We need not consider whether Massachusetts common law allows for an award of damages for a decrease in market value caused by the stigma associated with contamination from oil or hazardous materials. In the first instance, there is nothing in our case law which precludes such an award. See Bousquet v. Commonwealth, 374 Mass. 824 , 825 (1978) (recovery of damages for loss of fair market value in addition to reasonable remedial expenses was upheld where there was no showing that the damages were duplicative). See also Gendreau v. C. K. Smith & Co., 22 Mass. App. Ct. 989 , 990-991 (1986) ("Implicit in the holding in [Bousquet] . . . is a recognition that damages for diminution in the fair market value of land . . . are to be computed on the basis of such values before and after contamination taking into account any reasonable measures adopted to prevent, reduce or abate the harm caused. In that event reasonable expenses in connection with curative measures may be an element of damages"). Compare Mailman's Steam Carpet Cleaning Corp. v. Lizotte, 415 Ma.ss. 865, 871 (1993) (damages for misrepresentation held duplicative of an award for the cost of rehabilitating property where evidence revealed fair market value of property without contamination would have been $125,000 and there was no evidence that value of property "after cleanup would be less than the appraised value of $125,000 merely because the property had previously been contaminated").

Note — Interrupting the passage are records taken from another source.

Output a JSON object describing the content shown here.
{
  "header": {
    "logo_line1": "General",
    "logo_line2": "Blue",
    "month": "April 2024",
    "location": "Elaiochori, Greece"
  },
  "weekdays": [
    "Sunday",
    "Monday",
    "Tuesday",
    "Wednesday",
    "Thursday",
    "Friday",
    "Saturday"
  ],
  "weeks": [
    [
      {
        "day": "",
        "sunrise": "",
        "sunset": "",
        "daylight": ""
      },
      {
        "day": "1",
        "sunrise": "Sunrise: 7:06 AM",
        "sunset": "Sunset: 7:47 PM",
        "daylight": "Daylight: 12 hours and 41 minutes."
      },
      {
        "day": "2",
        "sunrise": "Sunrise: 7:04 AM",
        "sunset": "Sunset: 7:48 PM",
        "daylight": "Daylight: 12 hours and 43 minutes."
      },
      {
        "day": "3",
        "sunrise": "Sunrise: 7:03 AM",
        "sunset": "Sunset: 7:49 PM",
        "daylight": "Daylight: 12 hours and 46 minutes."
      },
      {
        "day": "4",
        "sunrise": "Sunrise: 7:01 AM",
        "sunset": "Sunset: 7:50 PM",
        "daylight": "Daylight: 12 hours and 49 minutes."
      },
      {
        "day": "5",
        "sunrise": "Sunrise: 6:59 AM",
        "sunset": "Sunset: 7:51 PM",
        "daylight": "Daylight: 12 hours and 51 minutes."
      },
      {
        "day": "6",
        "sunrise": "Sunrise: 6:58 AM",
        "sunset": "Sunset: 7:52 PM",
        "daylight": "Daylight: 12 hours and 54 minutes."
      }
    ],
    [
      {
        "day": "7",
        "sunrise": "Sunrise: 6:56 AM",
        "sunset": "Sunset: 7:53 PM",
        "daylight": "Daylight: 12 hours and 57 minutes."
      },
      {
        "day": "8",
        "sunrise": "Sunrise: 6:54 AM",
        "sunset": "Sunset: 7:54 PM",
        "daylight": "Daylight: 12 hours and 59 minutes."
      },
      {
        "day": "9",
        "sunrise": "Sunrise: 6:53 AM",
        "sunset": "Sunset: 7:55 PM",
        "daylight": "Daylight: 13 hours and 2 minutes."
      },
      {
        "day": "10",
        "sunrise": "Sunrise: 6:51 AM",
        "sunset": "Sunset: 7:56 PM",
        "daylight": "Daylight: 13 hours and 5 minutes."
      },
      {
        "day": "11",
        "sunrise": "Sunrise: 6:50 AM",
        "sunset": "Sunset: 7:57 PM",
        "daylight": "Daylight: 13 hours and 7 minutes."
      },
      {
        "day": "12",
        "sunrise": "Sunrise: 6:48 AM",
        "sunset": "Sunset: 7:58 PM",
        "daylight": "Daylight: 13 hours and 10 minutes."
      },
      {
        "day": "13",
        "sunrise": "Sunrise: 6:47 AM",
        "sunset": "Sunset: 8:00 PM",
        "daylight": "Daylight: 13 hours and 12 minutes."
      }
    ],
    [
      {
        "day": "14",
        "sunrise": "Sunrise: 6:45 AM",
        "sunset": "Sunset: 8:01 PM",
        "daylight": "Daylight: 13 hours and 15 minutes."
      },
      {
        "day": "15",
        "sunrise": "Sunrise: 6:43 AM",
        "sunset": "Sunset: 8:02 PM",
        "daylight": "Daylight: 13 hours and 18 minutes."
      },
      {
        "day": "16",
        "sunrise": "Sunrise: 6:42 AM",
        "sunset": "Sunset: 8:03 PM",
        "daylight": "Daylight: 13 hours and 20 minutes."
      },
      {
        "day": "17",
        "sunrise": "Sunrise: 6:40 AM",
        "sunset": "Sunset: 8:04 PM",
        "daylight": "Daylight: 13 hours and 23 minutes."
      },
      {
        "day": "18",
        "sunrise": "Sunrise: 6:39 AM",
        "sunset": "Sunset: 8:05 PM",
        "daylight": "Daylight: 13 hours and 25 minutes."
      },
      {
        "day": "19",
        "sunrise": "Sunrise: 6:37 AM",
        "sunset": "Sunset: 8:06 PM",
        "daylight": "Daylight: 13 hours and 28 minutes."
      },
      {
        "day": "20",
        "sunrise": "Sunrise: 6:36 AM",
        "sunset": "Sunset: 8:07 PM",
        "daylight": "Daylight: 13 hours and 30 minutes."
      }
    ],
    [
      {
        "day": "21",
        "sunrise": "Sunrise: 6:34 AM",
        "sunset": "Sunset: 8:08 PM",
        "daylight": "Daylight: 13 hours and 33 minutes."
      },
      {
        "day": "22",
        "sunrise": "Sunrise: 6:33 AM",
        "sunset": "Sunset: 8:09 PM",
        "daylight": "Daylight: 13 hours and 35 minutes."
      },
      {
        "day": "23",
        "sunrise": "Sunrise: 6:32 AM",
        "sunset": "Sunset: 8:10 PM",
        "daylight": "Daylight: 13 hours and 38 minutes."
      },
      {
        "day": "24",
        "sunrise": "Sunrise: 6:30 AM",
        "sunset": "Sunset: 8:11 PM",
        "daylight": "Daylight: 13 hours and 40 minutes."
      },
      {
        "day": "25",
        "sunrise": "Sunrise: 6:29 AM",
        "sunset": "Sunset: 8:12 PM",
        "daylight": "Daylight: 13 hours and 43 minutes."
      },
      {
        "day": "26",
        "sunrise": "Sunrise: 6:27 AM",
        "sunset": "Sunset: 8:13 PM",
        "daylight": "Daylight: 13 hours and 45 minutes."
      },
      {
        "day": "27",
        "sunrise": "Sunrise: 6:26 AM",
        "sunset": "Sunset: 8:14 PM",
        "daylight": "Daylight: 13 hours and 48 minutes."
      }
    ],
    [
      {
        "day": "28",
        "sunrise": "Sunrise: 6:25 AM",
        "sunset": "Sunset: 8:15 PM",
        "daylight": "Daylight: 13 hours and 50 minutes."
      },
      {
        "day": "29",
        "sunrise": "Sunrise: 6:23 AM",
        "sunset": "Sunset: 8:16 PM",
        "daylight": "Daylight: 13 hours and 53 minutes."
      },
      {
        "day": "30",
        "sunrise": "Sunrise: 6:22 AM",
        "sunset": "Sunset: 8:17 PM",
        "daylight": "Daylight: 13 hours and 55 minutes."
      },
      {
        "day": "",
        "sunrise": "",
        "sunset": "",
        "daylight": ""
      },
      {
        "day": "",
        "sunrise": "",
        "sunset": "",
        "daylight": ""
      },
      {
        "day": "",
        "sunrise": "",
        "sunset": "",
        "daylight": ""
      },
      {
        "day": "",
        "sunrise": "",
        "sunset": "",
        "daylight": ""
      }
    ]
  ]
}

Moreover, notwithstanding the fact that the plaintiff had submitted a memorandum of law detailing that damages were being sought on the theory that a "property's value can be affected by the taint arising from contamination . . . an impact that appraisers refer to as a 'stigma,'" the defendant took no objection to the testimony of the plaintiff's expert on those damages or his methodology in arriving at his opinion of the amount of damages attributable to the stigma. Nor did the defendant either request a jury instruction precluding an award of such damages or lodge any objection to the trial judge's instruction to the jury that if remedial measures "did not completely cure the problem and the fair market value of the property was less or diminished due to this prior existing contamination then the plaintiff would be entitled for [sic] diminution in value." Further there was no objection to or suggestions for improvement upon the trial judge's detailed and emphatic instructions against duplicative damages. In view of these circumstances, we conclude that the defendant is not entitled
to relief from the judgment. See Gendreau v. C. K. Smith & Co., 22 Mass. App. Ct. at 990, applying the doctrine of the law of the case.
[Note 1] Of the D & D Realty Trust.